| Available data |
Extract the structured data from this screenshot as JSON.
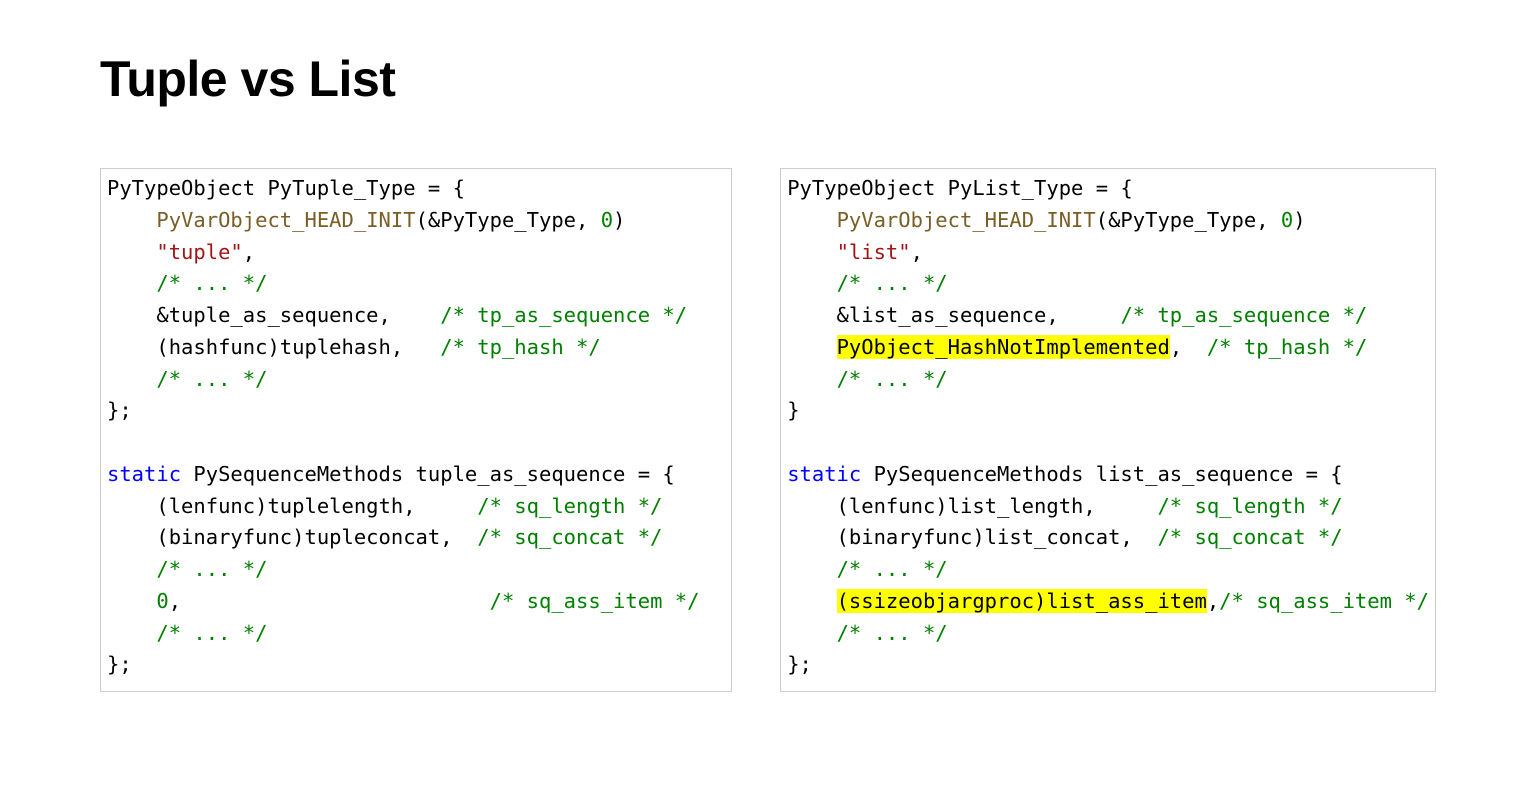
{
  "title": "Tuple vs List",
  "left": {
    "l0a": "PyTypeObject PyTuple_Type = {",
    "l1_fn": "PyVarObject_HEAD_INIT",
    "l1_rest": "(&PyType_Type, ",
    "l1_num": "0",
    "l1_close": ")",
    "l2_str": "\"tuple\"",
    "l2_comma": ",",
    "l3_cm": "/* ... */",
    "l4_a": "    &tuple_as_sequence,    ",
    "l4_cm": "/* tp_as_sequence */",
    "l5_a": "    (hashfunc)tuplehash,   ",
    "l5_cm": "/* tp_hash */",
    "l6_cm": "/* ... */",
    "l7": "};",
    "l9_kw": "static",
    "l9_rest": " PySequenceMethods tuple_as_sequence = {",
    "l10_a": "    (lenfunc)tuplelength,     ",
    "l10_cm": "/* sq_length */",
    "l11_a": "    (binaryfunc)tupleconcat,  ",
    "l11_cm": "/* sq_concat */",
    "l12_cm": "/* ... */",
    "l13_num": "0",
    "l13_comma": ",                         ",
    "l13_cm": "/* sq_ass_item */",
    "l14_cm": "/* ... */",
    "l15": "};"
  },
  "right": {
    "l0a": "PyTypeObject PyList_Type = {",
    "l1_fn": "PyVarObject_HEAD_INIT",
    "l1_rest": "(&PyType_Type, ",
    "l1_num": "0",
    "l1_close": ")",
    "l2_str": "\"list\"",
    "l2_comma": ",",
    "l3_cm": "/* ... */",
    "l4_a": "    &list_as_sequence,     ",
    "l4_cm": "/* tp_as_sequence */",
    "l5_pre": "    ",
    "l5_hl": "PyObject_HashNotImplemented",
    "l5_post": ",  ",
    "l5_cm": "/* tp_hash */",
    "l6_cm": "/* ... */",
    "l7": "}",
    "l9_kw": "static",
    "l9_rest": " PySequenceMethods list_as_sequence = {",
    "l10_a": "    (lenfunc)list_length,     ",
    "l10_cm": "/* sq_length */",
    "l11_a": "    (binaryfunc)list_concat,  ",
    "l11_cm": "/* sq_concat */",
    "l12_cm": "/* ... */",
    "l13_pre": "    ",
    "l13_hl": "(ssizeobjargproc)list_ass_item",
    "l13_post": ",",
    "l13_cm": "/* sq_ass_item */",
    "l14_cm": "/* ... */",
    "l15": "};"
  }
}
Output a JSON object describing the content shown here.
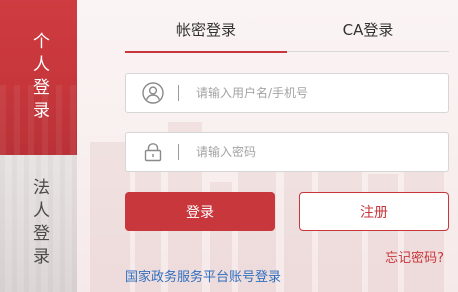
{
  "side_tabs": [
    {
      "label": "个人登录",
      "active": true
    },
    {
      "label": "法人登录",
      "active": false
    }
  ],
  "top_tabs": [
    {
      "label": "帐密登录",
      "active": true
    },
    {
      "label": "CA登录",
      "active": false
    }
  ],
  "form": {
    "username_placeholder": "请输入用户名/手机号",
    "password_placeholder": "请输入密码",
    "login_label": "登录",
    "register_label": "注册",
    "forgot_label": "忘记密码?",
    "gov_link_label": "国家政务服务平台账号登录"
  },
  "colors": {
    "accent": "#c8373c",
    "link": "#2f6fbf"
  },
  "icons": {
    "user": "user-circle-icon",
    "password": "lock-icon"
  }
}
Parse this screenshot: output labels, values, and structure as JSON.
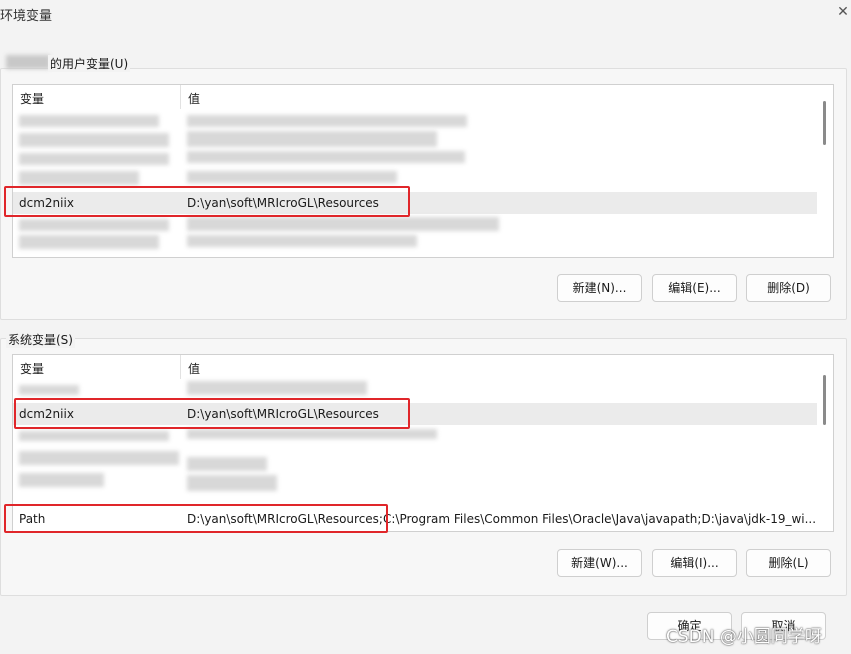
{
  "window": {
    "title": "环境变量",
    "close_glyph": "✕"
  },
  "user_vars": {
    "label": "的用户变量(U)",
    "col_name": "变量",
    "col_value": "值",
    "visible_row": {
      "name": "dcm2niix",
      "value": "D:\\yan\\soft\\MRIcroGL\\Resources"
    },
    "buttons": {
      "new": "新建(N)...",
      "edit": "编辑(E)...",
      "delete": "删除(D)"
    }
  },
  "system_vars": {
    "label": "系统变量(S)",
    "col_name": "变量",
    "col_value": "值",
    "rows": [
      {
        "name": "dcm2niix",
        "value": "D:\\yan\\soft\\MRIcroGL\\Resources"
      },
      {
        "name": "Path",
        "value": "D:\\yan\\soft\\MRIcroGL\\Resources;C:\\Program Files\\Common Files\\Oracle\\Java\\javapath;D:\\java\\jdk-19_wi..."
      }
    ],
    "buttons": {
      "new": "新建(W)...",
      "edit": "编辑(I)...",
      "delete": "删除(L)"
    }
  },
  "footer": {
    "ok": "确定",
    "cancel": "取消"
  },
  "watermark": "CSDN @小圆同学呀",
  "colors": {
    "highlight": "#e0262a",
    "selected_row": "#ebebeb"
  }
}
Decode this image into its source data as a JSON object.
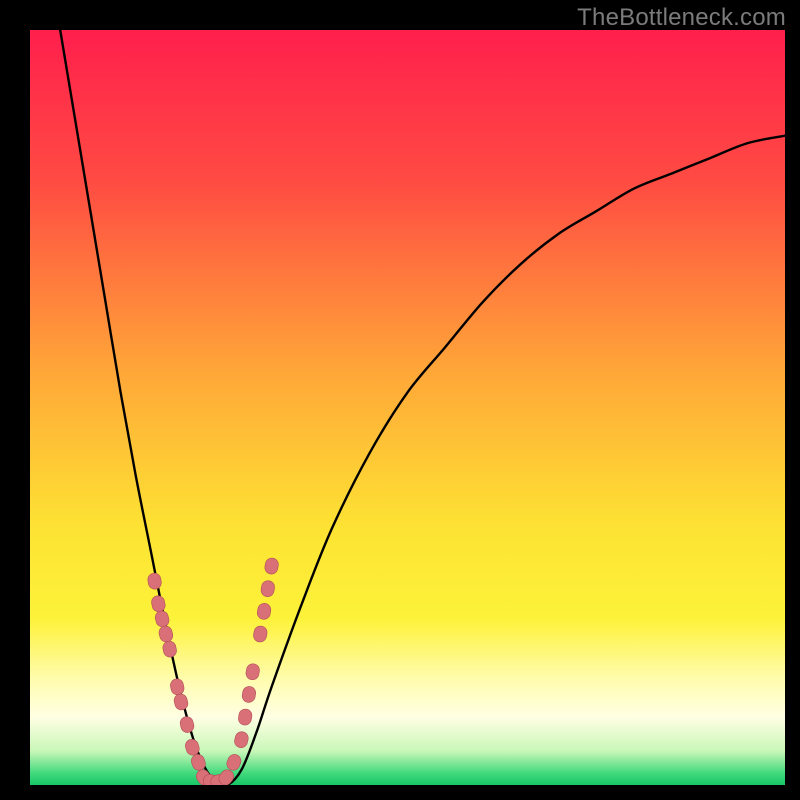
{
  "watermark": "TheBottleneck.com",
  "colors": {
    "frame": "#000000",
    "gradient_stops": [
      {
        "offset": 0.0,
        "color": "#ff1f4c"
      },
      {
        "offset": 0.2,
        "color": "#ff4b43"
      },
      {
        "offset": 0.45,
        "color": "#ffa638"
      },
      {
        "offset": 0.66,
        "color": "#fde333"
      },
      {
        "offset": 0.78,
        "color": "#fdf23a"
      },
      {
        "offset": 0.86,
        "color": "#fffcae"
      },
      {
        "offset": 0.91,
        "color": "#ffffe3"
      },
      {
        "offset": 0.955,
        "color": "#c9f7b8"
      },
      {
        "offset": 0.985,
        "color": "#3fd87b"
      },
      {
        "offset": 1.0,
        "color": "#17c765"
      }
    ],
    "curve": "#000000",
    "marker_fill": "#d97078",
    "marker_stroke": "#b24e56"
  },
  "chart_data": {
    "type": "line",
    "title": "",
    "xlabel": "",
    "ylabel": "",
    "xlim": [
      0,
      100
    ],
    "ylim": [
      0,
      100
    ],
    "series": [
      {
        "name": "bottleneck-curve",
        "comment": "V-shaped curve; y estimated as percentage from top (0=top, 100=bottom). Minimum (best/green zone) around x≈22–26.",
        "x": [
          4,
          6,
          8,
          10,
          12,
          14,
          16,
          18,
          20,
          22,
          24,
          26,
          28,
          30,
          32,
          36,
          40,
          45,
          50,
          55,
          60,
          65,
          70,
          75,
          80,
          85,
          90,
          95,
          100
        ],
        "y": [
          0,
          12,
          24,
          36,
          48,
          59,
          69,
          79,
          88,
          95,
          99,
          100,
          98,
          93,
          87,
          76,
          66,
          56,
          48,
          42,
          36,
          31,
          27,
          24,
          21,
          19,
          17,
          15,
          14
        ]
      }
    ],
    "markers": {
      "comment": "Pink capsule markers clustered near the valley of the V",
      "points": [
        {
          "x": 16.5,
          "y": 73
        },
        {
          "x": 17.0,
          "y": 76
        },
        {
          "x": 17.5,
          "y": 78
        },
        {
          "x": 18.0,
          "y": 80
        },
        {
          "x": 18.5,
          "y": 82
        },
        {
          "x": 19.5,
          "y": 87
        },
        {
          "x": 20.0,
          "y": 89
        },
        {
          "x": 20.8,
          "y": 92
        },
        {
          "x": 21.5,
          "y": 95
        },
        {
          "x": 22.3,
          "y": 97
        },
        {
          "x": 23.0,
          "y": 99
        },
        {
          "x": 24.0,
          "y": 99.5
        },
        {
          "x": 25.0,
          "y": 99.5
        },
        {
          "x": 26.0,
          "y": 99
        },
        {
          "x": 27.0,
          "y": 97
        },
        {
          "x": 28.0,
          "y": 94
        },
        {
          "x": 28.5,
          "y": 91
        },
        {
          "x": 29.0,
          "y": 88
        },
        {
          "x": 29.5,
          "y": 85
        },
        {
          "x": 30.5,
          "y": 80
        },
        {
          "x": 31.0,
          "y": 77
        },
        {
          "x": 31.5,
          "y": 74
        },
        {
          "x": 32.0,
          "y": 71
        }
      ]
    }
  }
}
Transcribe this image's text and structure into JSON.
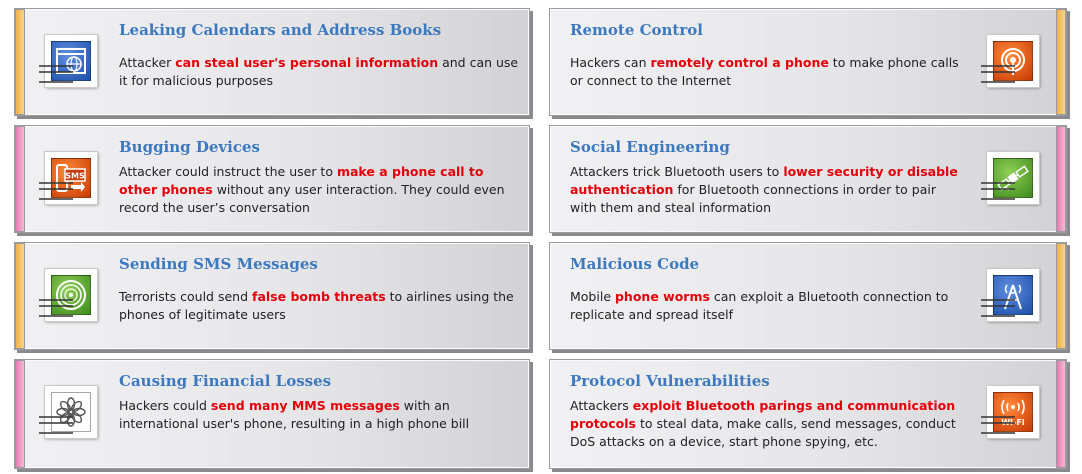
{
  "colors": {
    "title": "#3d79be",
    "highlight": "#e3000b",
    "text": "#222222",
    "orange_edge": "#f2b24a",
    "pink_edge": "#e87bb0"
  },
  "cards": [
    {
      "title": "Leaking Calendars and Address Books",
      "icon": "browser-globe-icon",
      "text_before": "Attacker ",
      "highlight": "can steal user's personal information",
      "text_after": " and can use it for malicious purposes"
    },
    {
      "title": "Remote Control",
      "icon": "broadcast-tower-icon",
      "text_before": "Hackers can ",
      "highlight": "remotely control a phone",
      "text_after": " to make phone calls or connect to the Internet"
    },
    {
      "title": "Bugging Devices",
      "icon": "sms-phone-icon",
      "text_before": "Attacker could instruct the user to ",
      "highlight": "make a phone call to other phones",
      "text_after": " without any user interaction. They could even record the user’s conversation"
    },
    {
      "title": "Social Engineering",
      "icon": "satellite-icon",
      "text_before": "Attackers trick Bluetooth users to ",
      "highlight": "lower security or disable authentication",
      "text_after": " for Bluetooth connections in order to pair with them and steal information"
    },
    {
      "title": "Sending SMS Messages",
      "icon": "rss-icon",
      "text_before": "Terrorists could send ",
      "highlight": "false bomb threats",
      "text_after": " to airlines using the phones of legitimate users"
    },
    {
      "title": "Malicious Code",
      "icon": "antenna-icon",
      "text_before": "Mobile ",
      "highlight": "phone worms",
      "text_after": " can exploit a Bluetooth connection to replicate and spread itself"
    },
    {
      "title": "Causing Financial Losses",
      "icon": "flower-icon",
      "text_before": "Hackers could ",
      "highlight": "send many MMS messages",
      "text_after": " with an international user's phone, resulting in a high phone bill"
    },
    {
      "title": "Protocol Vulnerabilities",
      "icon": "wifi-icon",
      "icon_text": "WI-FI",
      "sms_icon_text": "SMS",
      "text_before": "Attackers ",
      "highlight": "exploit Bluetooth parings and communication protocols",
      "text_after": " to steal data, make calls, send messages, conduct DoS attacks on a device, start phone spying, etc."
    }
  ]
}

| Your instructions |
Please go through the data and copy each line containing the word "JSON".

| Answer box |
Extract the structured data from this screenshot as JSON.
Output a JSON object describing the content shown here.
Parse this screenshot: output labels, values, and structure as JSON.
Decode this image into its source data as a JSON object.
Transcribe this image's text and structure into JSON.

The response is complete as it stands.